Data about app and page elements
▼▼▼
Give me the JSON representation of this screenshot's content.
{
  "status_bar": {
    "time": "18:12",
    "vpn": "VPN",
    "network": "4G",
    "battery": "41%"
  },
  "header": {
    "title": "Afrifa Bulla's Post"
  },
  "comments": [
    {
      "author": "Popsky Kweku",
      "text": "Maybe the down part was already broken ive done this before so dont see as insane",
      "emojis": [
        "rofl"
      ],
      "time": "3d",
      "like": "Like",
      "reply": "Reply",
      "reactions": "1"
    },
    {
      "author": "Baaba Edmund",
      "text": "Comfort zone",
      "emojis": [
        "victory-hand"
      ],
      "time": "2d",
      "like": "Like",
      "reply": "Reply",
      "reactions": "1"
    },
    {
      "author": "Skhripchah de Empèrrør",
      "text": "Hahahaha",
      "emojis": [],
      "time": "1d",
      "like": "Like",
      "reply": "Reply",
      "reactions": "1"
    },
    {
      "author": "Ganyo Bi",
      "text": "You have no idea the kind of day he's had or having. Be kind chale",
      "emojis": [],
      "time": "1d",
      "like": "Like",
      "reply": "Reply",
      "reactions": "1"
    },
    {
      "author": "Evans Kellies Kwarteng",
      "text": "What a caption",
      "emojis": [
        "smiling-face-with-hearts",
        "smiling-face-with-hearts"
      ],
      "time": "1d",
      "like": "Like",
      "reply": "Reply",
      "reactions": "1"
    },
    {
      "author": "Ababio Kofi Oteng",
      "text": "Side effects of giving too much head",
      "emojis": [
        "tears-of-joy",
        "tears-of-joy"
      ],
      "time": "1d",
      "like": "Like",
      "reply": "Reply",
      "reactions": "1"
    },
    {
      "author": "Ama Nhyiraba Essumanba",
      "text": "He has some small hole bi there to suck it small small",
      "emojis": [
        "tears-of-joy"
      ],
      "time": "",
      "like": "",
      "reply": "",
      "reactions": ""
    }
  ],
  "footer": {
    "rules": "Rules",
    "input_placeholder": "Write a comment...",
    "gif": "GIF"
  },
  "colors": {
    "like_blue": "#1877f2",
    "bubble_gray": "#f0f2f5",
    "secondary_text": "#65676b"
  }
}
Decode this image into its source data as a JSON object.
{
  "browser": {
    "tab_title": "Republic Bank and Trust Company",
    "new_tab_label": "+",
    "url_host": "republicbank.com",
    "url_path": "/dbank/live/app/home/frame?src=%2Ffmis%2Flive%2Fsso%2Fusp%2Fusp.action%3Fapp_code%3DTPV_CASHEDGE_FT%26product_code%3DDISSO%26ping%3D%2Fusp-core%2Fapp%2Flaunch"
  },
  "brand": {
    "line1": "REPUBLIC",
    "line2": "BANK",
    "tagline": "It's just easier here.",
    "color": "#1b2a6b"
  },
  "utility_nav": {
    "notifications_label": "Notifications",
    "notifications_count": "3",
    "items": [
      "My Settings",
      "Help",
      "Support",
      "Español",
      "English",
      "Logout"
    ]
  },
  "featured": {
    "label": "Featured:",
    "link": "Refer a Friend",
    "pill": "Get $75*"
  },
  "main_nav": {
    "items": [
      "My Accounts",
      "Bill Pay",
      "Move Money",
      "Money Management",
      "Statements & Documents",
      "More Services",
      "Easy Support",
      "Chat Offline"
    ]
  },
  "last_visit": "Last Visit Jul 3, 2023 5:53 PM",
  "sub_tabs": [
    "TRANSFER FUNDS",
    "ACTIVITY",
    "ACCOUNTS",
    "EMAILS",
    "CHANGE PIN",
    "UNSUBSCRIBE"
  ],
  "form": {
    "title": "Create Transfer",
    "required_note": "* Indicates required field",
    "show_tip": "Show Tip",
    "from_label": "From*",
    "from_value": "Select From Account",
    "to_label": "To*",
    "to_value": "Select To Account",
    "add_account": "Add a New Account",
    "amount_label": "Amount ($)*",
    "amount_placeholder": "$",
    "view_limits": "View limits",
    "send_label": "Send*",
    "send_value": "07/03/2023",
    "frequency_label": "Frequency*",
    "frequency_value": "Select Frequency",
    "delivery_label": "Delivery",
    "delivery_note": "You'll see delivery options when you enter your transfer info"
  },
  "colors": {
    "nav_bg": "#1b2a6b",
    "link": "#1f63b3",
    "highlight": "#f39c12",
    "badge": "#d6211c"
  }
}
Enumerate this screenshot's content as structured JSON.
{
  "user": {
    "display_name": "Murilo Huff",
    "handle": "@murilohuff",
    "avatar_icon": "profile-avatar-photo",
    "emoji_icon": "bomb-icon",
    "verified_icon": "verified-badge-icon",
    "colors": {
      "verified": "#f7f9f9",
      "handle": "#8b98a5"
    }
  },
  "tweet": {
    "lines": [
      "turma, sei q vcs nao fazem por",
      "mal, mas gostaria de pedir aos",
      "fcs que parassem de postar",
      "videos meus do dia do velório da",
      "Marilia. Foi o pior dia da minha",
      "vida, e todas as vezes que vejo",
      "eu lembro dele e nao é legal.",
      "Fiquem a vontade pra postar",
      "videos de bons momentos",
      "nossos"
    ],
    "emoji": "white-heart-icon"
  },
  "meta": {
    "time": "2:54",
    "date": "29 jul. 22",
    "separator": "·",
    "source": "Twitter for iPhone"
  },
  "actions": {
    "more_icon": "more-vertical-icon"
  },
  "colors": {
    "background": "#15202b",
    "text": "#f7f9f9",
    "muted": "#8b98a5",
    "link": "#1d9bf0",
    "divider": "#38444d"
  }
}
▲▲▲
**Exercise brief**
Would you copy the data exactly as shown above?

**Solved problem**
Give me the JSON representation of this screenshot's content.
{
  "status_bar": {
    "time": "18:12",
    "vpn": "VPN",
    "network": "4G",
    "battery": "41%"
  },
  "header": {
    "title": "Afrifa Bulla's Post"
  },
  "comments": [
    {
      "author": "Popsky Kweku",
      "text": "Maybe the down part was already broken ive done this before so dont see as insane",
      "emojis": [
        "rofl"
      ],
      "time": "3d",
      "like": "Like",
      "reply": "Reply",
      "reactions": "1"
    },
    {
      "author": "Baaba Edmund",
      "text": "Comfort zone",
      "emojis": [
        "victory-hand"
      ],
      "time": "2d",
      "like": "Like",
      "reply": "Reply",
      "reactions": "1"
    },
    {
      "author": "Skhripchah de Empèrrør",
      "text": "Hahahaha",
      "emojis": [],
      "time": "1d",
      "like": "Like",
      "reply": "Reply",
      "reactions": "1"
    },
    {
      "author": "Ganyo Bi",
      "text": "You have no idea the kind of day he's had or having. Be kind chale",
      "emojis": [],
      "time": "1d",
      "like": "Like",
      "reply": "Reply",
      "reactions": "1"
    },
    {
      "author": "Evans Kellies Kwarteng",
      "text": "What a caption",
      "emojis": [
        "smiling-face-with-hearts",
        "smiling-face-with-hearts"
      ],
      "time": "1d",
      "like": "Like",
      "reply": "Reply",
      "reactions": "1"
    },
    {
      "author": "Ababio Kofi Oteng",
      "text": "Side effects of giving too much head",
      "emojis": [
        "tears-of-joy",
        "tears-of-joy"
      ],
      "time": "1d",
      "like": "Like",
      "reply": "Reply",
      "reactions": "1"
    },
    {
      "author": "Ama Nhyiraba Essumanba",
      "text": "He has some small hole bi there to suck it small small",
      "emojis": [
        "tears-of-joy"
      ],
      "time": "",
      "like": "",
      "reply": "",
      "reactions": ""
    }
  ],
  "footer": {
    "rules": "Rules",
    "input_placeholder": "Write a comment...",
    "gif": "GIF"
  },
  "colors": {
    "like_blue": "#1877f2",
    "bubble_gray": "#f0f2f5",
    "secondary_text": "#65676b"
  }
}
Decode this image into its source data as a JSON object.
{
  "browser": {
    "tab_title": "Republic Bank and Trust Company",
    "new_tab_label": "+",
    "url_host": "republicbank.com",
    "url_path": "/dbank/live/app/home/frame?src=%2Ffmis%2Flive%2Fsso%2Fusp%2Fusp.action%3Fapp_code%3DTPV_CASHEDGE_FT%26product_code%3DDISSO%26ping%3D%2Fusp-core%2Fapp%2Flaunch"
  },
  "brand": {
    "line1": "REPUBLIC",
    "line2": "BANK",
    "tagline": "It's just easier here.",
    "color": "#1b2a6b"
  },
  "utility_nav": {
    "notifications_label": "Notifications",
    "notifications_count": "3",
    "items": [
      "My Settings",
      "Help",
      "Support",
      "Español",
      "English",
      "Logout"
    ]
  },
  "featured": {
    "label": "Featured:",
    "link": "Refer a Friend",
    "pill": "Get $75*"
  },
  "main_nav": {
    "items": [
      "My Accounts",
      "Bill Pay",
      "Move Money",
      "Money Management",
      "Statements & Documents",
      "More Services",
      "Easy Support",
      "Chat Offline"
    ]
  },
  "last_visit": "Last Visit Jul 3, 2023 5:53 PM",
  "sub_tabs": [
    "TRANSFER FUNDS",
    "ACTIVITY",
    "ACCOUNTS",
    "EMAILS",
    "CHANGE PIN",
    "UNSUBSCRIBE"
  ],
  "form": {
    "title": "Create Transfer",
    "required_note": "* Indicates required field",
    "show_tip": "Show Tip",
    "from_label": "From*",
    "from_value": "Select From Account",
    "to_label": "To*",
    "to_value": "Select To Account",
    "add_account": "Add a New Account",
    "amount_label": "Amount ($)*",
    "amount_placeholder": "$",
    "view_limits": "View limits",
    "send_label": "Send*",
    "send_value": "07/03/2023",
    "frequency_label": "Frequency*",
    "frequency_value": "Select Frequency",
    "delivery_label": "Delivery",
    "delivery_note": "You'll see delivery options when you enter your transfer info"
  },
  "colors": {
    "nav_bg": "#1b2a6b",
    "link": "#1f63b3",
    "highlight": "#f39c12",
    "badge": "#d6211c"
  }
}
Enumerate this screenshot's content as structured JSON.
{
  "user": {
    "display_name": "Murilo Huff",
    "handle": "@murilohuff",
    "avatar_icon": "profile-avatar-photo",
    "emoji_icon": "bomb-icon",
    "verified_icon": "verified-badge-icon",
    "colors": {
      "verified": "#f7f9f9",
      "handle": "#8b98a5"
    }
  },
  "tweet": {
    "lines": [
      "turma, sei q vcs nao fazem por",
      "mal, mas gostaria de pedir aos",
      "fcs que parassem de postar",
      "videos meus do dia do velório da",
      "Marilia. Foi o pior dia da minha",
      "vida, e todas as vezes que vejo",
      "eu lembro dele e nao é legal.",
      "Fiquem a vontade pra postar",
      "videos de bons momentos",
      "nossos"
    ],
    "emoji": "white-heart-icon"
  },
  "meta": {
    "time": "2:54",
    "date": "29 jul. 22",
    "separator": "·",
    "source": "Twitter for iPhone"
  },
  "actions": {
    "more_icon": "more-vertical-icon"
  },
  "colors": {
    "background": "#15202b",
    "text": "#f7f9f9",
    "muted": "#8b98a5",
    "link": "#1d9bf0",
    "divider": "#38444d"
  }
}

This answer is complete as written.